  1. Wireless Networks and New Challenges
    In the first part, we explain what is changing in wireless networks and why security must be redesigned accordingly. The evolution from centralized to self-organized operation and the programmability of end user devices open the door to sophisticated and hard-to-prevent attacks, and render greedy behavior a serious threat. Communication across multiple wireless links (hops) requires cooperative route discovery and packet forwarding. Embedded systems (e.g., sensors or cars) imply that human beings are not necessarily involved in communication anymore, while miniaturization leads to limited resources (computing power, energy, and bandwidth) that are too valuable to expend on sophisticated security mechanisms. Finally, the proliferation of wireless-enabled devices and the pervasiveness of these emerging technologies raise major privacy concerns. We motivate the material presented in Parts 2 and 3 by discussing all these challenges and the crucial role of trustworthiness for the deployment of such systems; we present mesh, vehicular, and sensor networks, as well Radio Frequency Identification (RFID) tags as examples.
  2. Thwarting Malicious Behavior
    In the second part, we focus on mechanisms thwarting malicious attacks. We present basic concepts and illustrate them with examples taken from concrete proposals in the literature.

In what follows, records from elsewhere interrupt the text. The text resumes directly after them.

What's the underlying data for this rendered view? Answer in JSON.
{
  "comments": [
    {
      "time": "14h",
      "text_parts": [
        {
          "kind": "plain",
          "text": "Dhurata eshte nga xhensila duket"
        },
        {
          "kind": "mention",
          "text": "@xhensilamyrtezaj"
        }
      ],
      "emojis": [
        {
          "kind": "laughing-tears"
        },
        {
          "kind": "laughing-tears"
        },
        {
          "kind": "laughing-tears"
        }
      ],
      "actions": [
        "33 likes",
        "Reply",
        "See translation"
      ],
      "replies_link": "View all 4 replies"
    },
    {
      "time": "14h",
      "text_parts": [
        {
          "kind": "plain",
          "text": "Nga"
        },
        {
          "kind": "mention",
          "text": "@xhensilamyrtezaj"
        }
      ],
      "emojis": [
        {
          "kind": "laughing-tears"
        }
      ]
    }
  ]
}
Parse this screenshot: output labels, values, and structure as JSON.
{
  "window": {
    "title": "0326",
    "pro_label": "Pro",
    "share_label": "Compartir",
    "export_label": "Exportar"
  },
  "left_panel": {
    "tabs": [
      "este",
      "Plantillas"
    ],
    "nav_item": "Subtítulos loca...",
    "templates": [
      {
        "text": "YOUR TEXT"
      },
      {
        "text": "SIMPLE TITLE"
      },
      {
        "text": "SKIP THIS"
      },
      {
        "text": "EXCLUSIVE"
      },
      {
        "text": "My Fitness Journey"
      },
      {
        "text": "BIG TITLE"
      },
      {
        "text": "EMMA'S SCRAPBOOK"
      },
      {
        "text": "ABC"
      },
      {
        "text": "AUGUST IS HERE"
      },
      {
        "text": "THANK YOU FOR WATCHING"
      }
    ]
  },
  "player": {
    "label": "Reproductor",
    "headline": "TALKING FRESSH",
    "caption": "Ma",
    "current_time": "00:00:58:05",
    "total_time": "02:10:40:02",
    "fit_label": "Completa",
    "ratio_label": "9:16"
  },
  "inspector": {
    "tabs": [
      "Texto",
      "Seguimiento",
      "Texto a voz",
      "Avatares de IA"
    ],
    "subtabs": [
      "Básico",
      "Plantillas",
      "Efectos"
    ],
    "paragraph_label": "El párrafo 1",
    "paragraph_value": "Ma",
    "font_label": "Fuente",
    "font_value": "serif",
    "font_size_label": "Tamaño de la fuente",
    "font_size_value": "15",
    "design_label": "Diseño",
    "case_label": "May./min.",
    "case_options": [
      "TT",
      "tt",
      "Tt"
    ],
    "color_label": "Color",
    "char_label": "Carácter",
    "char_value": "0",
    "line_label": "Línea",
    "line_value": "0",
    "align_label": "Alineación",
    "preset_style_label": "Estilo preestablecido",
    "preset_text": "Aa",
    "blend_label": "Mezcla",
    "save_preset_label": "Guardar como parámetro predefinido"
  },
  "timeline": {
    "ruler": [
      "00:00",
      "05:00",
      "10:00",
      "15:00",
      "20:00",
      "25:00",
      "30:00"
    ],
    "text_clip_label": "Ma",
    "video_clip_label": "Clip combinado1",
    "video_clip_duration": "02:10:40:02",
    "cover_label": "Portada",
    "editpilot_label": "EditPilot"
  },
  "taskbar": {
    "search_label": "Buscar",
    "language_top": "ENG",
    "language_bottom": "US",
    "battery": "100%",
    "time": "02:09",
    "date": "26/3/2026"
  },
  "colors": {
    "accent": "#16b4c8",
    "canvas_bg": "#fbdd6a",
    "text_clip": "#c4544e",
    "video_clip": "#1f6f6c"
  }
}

In particular, we concentrate on fundamental security issues, such as the establishment of secure associations among nodes, the secure discovery of communication paths in the network, including the security of neighbor and route discovery, the security of data communication, and the protection of the end-user privacy.
  3. Thwarting Selfish Behavior
    In this last part, we focus on the danger of greedy user behavior. We provide the appropriate theoretical background to model this problem, and we illustrate this topic by two examples: the first at the network layer, and the second at the MAC layer.
Levente Buttyan was born in 1970 in Salgotarjan, Hungary. He received the M.Sc. degree in Computer Science from the Budapest University of Technology and Economics (BME) in 1995, and earned the Ph.D. degree from the Swiss Federal Institute of Technology -- Lausanne (EPFL) in 2002. From 1997 to 2002, Levente Buttyan worked in the group of Prof. Jean-Pierre Hubaux in the Laboratory of Computer Communications and Applications at EPFL. In 2003, he joined the Department of Telecommunications at BME, where he currently holds a position as an Associate Professor and works in the Laboratory of Cryptography and Systems Security (CrySyS). His research interests are in the design and analysis of security protocols for wired and wireless networks, including wireless sensor networks (WSN), vehicular networks (VANET), and delay tolerant networks (DTN).

Jean-Pierre Hubaux joined the faculty of EPFL in 1990. His research activity is focused on wireless networks, with a special interest in security and cooperation issues. In 1991, he designed the new curriculum in communication systems. He was promoted to full professor in 1996. In 1999, he defined some of the main ideas of the National Competence Center in Research named "Mobile Information and Communication Systems" (NCCR/MICS); this center (still very active nowadays) is often nicknamed "the Terminodes project". In 2003, he identified the security of vehicular networks as one of the main research challenges for real-world mobile ad hoc networks. In 2007, he completed a graduate textbook entitled "Security and Cooperation in Wireless Networks", with Levente Buttyan. He is the chairman of the steering committees of ACM Mobihoc and of ACM WiSec. He is a member of the Federal Communications Commission (ComCom), the "Swiss FCC". He held visiting positions at the IBM T.J. Watson Research Center and at the University of California at Berkeley.